Monday, May 9, 2011

Logging Azure startup tasks

This is one of the old DOS batch file tricks.  Really simple, really useful, and still works after 20+ years.

When you need to send the output of a script to a file:

>> pathToMyLog\Mylog.log

IN the case of Azure startup tasks and you want a quick way to see what happened, what is happening simply define this in the startup task.


  <Task commandLine="DSInstall\InstallDS.cmd >> %Public%\Documents\StartupTask.log" executionContext="elevated" />

The important thin got remember is that this will always append a previous file.  So if the script runs multiple times, you will have the entries repeat.  And this is also useful.

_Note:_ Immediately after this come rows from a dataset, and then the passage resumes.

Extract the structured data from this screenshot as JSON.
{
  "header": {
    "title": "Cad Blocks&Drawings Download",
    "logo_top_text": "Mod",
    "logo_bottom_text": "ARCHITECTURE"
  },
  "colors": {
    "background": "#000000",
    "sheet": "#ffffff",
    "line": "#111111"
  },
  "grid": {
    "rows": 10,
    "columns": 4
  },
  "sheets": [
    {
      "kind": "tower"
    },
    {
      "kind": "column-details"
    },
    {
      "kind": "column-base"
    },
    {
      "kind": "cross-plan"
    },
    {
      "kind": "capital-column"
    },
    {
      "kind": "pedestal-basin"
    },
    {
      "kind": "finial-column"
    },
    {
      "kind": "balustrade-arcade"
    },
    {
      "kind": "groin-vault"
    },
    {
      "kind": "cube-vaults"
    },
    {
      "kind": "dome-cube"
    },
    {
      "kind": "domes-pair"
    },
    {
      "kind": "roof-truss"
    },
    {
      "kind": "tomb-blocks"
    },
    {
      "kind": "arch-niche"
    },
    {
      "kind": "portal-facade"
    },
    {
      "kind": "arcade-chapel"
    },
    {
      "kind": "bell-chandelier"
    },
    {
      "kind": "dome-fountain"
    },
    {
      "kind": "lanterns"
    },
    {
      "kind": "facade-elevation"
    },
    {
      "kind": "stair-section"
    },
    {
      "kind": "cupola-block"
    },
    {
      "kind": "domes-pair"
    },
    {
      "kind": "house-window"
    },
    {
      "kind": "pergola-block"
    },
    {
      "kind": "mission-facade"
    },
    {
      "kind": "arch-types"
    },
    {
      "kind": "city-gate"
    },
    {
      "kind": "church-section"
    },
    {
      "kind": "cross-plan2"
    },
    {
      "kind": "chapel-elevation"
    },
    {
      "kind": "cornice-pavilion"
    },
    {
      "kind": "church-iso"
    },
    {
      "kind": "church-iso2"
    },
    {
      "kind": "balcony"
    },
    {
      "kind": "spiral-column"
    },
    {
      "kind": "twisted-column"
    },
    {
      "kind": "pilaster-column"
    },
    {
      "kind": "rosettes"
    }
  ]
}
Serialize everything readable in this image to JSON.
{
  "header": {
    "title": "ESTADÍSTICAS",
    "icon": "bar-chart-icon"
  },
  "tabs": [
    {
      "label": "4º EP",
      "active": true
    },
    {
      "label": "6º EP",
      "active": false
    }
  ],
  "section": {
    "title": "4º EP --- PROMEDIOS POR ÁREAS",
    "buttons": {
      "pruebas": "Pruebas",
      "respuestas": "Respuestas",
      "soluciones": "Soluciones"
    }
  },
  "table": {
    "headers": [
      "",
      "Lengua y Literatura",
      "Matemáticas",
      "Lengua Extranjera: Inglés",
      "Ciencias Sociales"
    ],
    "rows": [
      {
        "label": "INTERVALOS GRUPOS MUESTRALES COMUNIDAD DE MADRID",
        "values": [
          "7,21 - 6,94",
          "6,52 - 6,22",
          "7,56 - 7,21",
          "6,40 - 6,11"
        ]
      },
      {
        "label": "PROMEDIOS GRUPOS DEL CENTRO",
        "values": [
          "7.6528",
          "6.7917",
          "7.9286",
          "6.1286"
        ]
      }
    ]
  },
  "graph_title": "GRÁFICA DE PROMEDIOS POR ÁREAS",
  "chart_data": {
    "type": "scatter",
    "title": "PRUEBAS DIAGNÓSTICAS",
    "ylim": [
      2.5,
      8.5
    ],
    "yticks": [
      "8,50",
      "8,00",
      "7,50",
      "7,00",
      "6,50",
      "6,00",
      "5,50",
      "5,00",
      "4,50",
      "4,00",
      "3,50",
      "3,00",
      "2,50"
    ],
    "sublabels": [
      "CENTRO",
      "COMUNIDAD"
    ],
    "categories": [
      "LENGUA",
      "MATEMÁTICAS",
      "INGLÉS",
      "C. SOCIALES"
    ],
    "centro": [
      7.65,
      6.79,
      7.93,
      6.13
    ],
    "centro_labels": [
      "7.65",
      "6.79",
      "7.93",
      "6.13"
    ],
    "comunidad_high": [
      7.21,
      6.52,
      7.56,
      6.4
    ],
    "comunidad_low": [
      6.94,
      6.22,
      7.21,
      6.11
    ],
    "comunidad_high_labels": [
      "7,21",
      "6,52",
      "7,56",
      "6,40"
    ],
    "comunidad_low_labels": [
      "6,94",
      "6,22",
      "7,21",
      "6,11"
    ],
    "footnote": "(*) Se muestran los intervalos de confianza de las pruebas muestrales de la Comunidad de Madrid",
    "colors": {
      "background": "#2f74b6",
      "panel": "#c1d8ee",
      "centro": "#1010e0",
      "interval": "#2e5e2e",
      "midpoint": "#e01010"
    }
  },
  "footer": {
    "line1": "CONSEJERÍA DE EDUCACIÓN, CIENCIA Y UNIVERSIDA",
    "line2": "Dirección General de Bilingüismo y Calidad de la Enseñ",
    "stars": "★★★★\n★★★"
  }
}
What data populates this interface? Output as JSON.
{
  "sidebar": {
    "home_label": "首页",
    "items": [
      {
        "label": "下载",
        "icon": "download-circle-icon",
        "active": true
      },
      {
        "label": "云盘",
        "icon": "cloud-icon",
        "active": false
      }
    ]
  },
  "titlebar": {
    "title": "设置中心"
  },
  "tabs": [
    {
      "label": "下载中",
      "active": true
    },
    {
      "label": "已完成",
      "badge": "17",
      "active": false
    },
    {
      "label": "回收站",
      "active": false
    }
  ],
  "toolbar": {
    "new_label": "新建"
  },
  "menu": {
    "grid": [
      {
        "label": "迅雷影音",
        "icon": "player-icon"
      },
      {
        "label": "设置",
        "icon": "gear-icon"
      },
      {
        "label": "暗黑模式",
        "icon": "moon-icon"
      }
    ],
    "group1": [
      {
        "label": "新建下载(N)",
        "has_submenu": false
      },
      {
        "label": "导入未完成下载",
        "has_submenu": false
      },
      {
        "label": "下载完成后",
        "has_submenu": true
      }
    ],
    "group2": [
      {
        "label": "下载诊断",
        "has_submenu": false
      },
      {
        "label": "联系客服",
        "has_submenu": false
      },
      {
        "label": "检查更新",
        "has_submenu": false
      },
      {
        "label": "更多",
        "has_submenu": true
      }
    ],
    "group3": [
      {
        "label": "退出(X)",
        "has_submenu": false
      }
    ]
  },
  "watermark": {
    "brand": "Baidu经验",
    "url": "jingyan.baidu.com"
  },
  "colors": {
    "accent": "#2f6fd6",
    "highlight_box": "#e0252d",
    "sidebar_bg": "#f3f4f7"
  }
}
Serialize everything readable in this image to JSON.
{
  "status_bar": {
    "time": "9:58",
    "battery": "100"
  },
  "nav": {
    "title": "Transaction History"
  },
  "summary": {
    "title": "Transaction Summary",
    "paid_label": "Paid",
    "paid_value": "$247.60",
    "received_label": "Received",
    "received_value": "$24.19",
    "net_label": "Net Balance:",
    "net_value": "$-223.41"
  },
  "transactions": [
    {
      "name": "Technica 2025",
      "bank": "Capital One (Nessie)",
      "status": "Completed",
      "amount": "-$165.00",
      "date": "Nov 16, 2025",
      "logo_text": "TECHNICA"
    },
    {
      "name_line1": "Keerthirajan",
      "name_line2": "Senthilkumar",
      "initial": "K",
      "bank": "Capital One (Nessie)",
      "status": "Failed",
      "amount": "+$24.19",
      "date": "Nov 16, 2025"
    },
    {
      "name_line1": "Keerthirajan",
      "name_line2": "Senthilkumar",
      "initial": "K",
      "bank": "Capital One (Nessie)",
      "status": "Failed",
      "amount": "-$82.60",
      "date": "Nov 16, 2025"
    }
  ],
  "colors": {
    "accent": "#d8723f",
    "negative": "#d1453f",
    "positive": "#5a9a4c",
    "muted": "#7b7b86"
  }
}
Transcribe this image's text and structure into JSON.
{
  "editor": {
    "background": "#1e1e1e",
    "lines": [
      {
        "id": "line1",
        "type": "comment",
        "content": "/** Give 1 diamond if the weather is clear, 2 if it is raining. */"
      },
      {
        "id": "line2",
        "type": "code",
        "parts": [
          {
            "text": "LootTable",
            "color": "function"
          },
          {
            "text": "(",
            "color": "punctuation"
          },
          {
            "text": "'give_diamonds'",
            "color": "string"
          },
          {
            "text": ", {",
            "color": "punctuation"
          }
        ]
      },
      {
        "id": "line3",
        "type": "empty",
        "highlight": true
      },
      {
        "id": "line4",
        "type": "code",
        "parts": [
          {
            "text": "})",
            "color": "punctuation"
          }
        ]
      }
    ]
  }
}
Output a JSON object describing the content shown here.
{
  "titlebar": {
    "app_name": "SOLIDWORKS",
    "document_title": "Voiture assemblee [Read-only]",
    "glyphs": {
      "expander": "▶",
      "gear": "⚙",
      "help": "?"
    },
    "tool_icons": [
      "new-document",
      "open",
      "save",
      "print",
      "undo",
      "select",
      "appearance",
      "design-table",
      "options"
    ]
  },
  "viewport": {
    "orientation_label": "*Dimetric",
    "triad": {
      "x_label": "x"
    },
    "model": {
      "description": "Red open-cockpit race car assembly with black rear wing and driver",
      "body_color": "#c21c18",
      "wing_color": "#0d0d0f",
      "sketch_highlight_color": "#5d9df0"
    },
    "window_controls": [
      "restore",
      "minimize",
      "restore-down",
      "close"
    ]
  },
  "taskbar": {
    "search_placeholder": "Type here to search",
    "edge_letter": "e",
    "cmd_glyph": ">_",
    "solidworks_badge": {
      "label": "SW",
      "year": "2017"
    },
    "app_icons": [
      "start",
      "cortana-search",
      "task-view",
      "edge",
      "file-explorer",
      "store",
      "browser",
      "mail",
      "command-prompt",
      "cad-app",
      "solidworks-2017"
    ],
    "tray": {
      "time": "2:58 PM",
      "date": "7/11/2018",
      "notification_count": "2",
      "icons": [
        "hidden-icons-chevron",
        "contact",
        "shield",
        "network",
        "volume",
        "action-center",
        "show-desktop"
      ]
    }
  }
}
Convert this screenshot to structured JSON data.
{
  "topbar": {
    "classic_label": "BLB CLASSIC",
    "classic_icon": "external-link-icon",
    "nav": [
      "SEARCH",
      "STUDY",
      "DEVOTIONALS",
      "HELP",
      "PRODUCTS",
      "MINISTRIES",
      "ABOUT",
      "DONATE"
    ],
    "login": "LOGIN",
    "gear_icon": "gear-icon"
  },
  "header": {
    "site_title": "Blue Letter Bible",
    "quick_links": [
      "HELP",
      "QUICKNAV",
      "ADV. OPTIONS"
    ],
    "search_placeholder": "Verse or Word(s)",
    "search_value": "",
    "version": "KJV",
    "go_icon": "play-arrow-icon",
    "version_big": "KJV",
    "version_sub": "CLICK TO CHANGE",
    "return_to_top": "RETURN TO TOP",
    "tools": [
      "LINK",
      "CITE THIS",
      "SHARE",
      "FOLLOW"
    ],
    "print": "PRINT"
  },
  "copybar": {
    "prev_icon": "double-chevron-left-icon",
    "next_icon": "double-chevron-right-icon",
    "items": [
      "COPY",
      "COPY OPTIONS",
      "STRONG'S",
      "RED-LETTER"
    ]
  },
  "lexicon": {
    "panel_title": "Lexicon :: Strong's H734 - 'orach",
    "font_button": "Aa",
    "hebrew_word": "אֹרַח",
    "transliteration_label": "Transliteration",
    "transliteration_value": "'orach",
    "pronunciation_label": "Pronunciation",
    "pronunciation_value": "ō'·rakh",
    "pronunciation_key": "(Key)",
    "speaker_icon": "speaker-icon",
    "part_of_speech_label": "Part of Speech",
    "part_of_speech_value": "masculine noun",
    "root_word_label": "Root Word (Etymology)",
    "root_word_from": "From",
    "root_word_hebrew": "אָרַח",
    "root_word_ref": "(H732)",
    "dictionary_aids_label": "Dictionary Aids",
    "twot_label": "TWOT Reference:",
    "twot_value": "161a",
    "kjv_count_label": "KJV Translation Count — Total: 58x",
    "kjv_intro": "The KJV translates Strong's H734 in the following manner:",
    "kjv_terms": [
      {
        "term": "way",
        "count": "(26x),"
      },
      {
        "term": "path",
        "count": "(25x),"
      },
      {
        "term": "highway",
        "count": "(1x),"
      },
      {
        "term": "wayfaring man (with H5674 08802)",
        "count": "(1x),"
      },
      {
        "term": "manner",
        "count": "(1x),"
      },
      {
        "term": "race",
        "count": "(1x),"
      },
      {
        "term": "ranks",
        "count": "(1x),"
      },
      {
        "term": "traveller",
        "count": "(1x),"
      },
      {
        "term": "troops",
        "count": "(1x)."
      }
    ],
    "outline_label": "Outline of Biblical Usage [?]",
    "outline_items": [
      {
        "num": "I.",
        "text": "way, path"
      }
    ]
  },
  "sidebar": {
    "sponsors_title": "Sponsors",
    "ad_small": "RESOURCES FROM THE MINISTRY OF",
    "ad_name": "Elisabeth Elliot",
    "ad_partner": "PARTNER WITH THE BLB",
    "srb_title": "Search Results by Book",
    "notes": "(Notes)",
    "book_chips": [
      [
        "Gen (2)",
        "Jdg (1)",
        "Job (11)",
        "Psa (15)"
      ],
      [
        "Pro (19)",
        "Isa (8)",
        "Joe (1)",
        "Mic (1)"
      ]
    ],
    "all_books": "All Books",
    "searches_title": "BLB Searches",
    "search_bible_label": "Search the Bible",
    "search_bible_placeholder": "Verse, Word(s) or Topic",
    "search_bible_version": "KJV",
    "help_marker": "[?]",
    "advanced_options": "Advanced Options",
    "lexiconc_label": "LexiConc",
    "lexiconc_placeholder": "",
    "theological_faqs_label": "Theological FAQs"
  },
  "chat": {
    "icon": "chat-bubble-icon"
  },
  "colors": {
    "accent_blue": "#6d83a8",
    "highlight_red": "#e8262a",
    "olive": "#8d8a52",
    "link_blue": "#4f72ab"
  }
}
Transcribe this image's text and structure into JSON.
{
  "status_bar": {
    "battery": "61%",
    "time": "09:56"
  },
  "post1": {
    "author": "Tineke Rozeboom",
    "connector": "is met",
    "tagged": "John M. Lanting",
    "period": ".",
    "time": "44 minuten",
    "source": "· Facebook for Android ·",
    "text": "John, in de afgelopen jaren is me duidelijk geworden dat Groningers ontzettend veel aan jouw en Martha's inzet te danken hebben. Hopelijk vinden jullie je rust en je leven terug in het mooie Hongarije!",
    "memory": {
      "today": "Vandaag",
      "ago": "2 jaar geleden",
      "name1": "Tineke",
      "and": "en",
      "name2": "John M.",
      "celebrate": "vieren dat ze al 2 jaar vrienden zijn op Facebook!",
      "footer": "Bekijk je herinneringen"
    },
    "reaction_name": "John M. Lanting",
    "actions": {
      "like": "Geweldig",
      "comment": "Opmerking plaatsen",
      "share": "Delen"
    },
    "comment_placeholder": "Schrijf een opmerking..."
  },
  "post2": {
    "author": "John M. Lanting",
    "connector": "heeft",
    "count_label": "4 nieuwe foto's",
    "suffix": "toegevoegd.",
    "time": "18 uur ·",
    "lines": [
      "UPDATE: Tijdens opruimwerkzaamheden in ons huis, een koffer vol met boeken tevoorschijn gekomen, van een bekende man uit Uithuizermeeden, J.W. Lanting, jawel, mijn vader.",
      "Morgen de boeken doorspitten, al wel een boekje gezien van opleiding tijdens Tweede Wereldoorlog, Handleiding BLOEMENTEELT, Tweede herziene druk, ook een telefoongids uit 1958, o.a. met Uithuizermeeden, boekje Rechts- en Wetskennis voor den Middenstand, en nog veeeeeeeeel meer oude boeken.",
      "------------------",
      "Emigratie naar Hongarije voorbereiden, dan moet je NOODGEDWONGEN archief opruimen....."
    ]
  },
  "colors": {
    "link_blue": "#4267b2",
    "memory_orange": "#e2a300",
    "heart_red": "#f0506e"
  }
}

Most developers I would with would simply be looking at me and say:  Just turn on Intellitrace, support is right there.  Well, that is fine – I will let them do that.  But yet, I bet they find this useful.  Winking smile

There is also the final end tag of “2>>&1” that can be used to be sure that error messages are logged (as the “>>” takes all of the console output and logs it to file).

Thursday, May 5, 2011

PowerShell and XML–bah to overly simplistic examples

Okay, I have been manipulating XML with PowerShell on and off for over a year now.  And I will tell you, all the examples that you find on the internet are way too simplistic.

I have yet to get a piece of XML out of code that is very simple, neat and tidy.

Working with CIM interfaces and XML application configuration files I frequently find my XML muddied up with array strings within tags.

Oh my.  These arrays within an XML Element reek havoc on the nice simple XML parsing that PowerShell does (and assumes).

Or, worse yet, the XML is filled with namespaces and therefore you cannot simply [xml] (cast it to XML) and deal with it.

Say for example that I have a web config file that I want to change, and it is written in XML.  first I have to get the file:

$file = get-childitem -path "IIS:\Sites\Default Web Site\App\Settings\web.config"

Then get the content of the config file and cast it to XML:

$xml = [xml](get-content $file)

Within this file are tags and settings that are actually arrays of settings within tags.  Or they are dictionaries (but they don’t return that way).

In the XML might look like this:

<AppThings allowSomething="on" showBar="off">
  <client />
  <someAppPolicy setting="off" />
  <someOtherAppPolicy enableFoo="off" />

To modify one of these array settings I simply treat it as an array an modify the proper setting.

$somePolicy = @($xml.GetElementsByTagName("someAppPolicy"))

foreach ($e in $somePolicy) {
    if ($e.setting -eq "off" ) {
    $e.setting = "on"

At the end you just have to remember to write the XML back to the file: